=== Information shown ===

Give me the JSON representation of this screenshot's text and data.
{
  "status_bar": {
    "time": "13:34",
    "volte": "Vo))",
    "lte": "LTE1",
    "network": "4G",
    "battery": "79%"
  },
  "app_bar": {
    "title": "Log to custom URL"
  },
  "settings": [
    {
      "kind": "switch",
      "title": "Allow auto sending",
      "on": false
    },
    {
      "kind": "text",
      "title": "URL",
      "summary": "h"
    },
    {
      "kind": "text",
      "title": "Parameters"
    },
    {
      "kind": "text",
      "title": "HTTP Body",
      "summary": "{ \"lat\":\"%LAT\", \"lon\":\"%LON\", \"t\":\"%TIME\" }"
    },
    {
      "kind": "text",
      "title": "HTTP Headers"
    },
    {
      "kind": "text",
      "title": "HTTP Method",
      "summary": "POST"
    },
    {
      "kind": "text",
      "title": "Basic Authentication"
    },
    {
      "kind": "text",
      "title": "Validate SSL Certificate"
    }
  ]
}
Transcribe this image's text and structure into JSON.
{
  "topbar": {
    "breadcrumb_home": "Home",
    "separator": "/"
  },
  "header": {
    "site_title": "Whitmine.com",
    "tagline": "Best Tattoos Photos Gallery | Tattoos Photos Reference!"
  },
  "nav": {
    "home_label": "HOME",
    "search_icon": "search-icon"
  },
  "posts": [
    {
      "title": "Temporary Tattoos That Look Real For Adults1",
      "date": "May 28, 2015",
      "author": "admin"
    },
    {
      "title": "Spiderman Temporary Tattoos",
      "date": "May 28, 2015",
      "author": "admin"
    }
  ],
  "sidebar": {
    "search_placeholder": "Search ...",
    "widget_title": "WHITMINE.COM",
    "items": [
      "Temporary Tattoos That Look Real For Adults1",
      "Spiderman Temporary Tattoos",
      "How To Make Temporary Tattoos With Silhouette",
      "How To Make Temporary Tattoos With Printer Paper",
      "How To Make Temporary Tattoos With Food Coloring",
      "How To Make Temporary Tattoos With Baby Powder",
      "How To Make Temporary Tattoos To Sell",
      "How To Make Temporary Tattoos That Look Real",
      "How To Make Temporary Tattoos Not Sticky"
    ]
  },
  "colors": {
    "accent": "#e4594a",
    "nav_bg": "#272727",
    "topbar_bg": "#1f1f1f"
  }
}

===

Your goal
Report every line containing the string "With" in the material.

Answer section
      "How To Make Temporary Tattoos With Silhouette",
      "How To Make Temporary Tattoos With Printer Paper",
      "How To Make Temporary Tattoos With Food Coloring",
      "How To Make Temporary Tattoos With Baby Powder",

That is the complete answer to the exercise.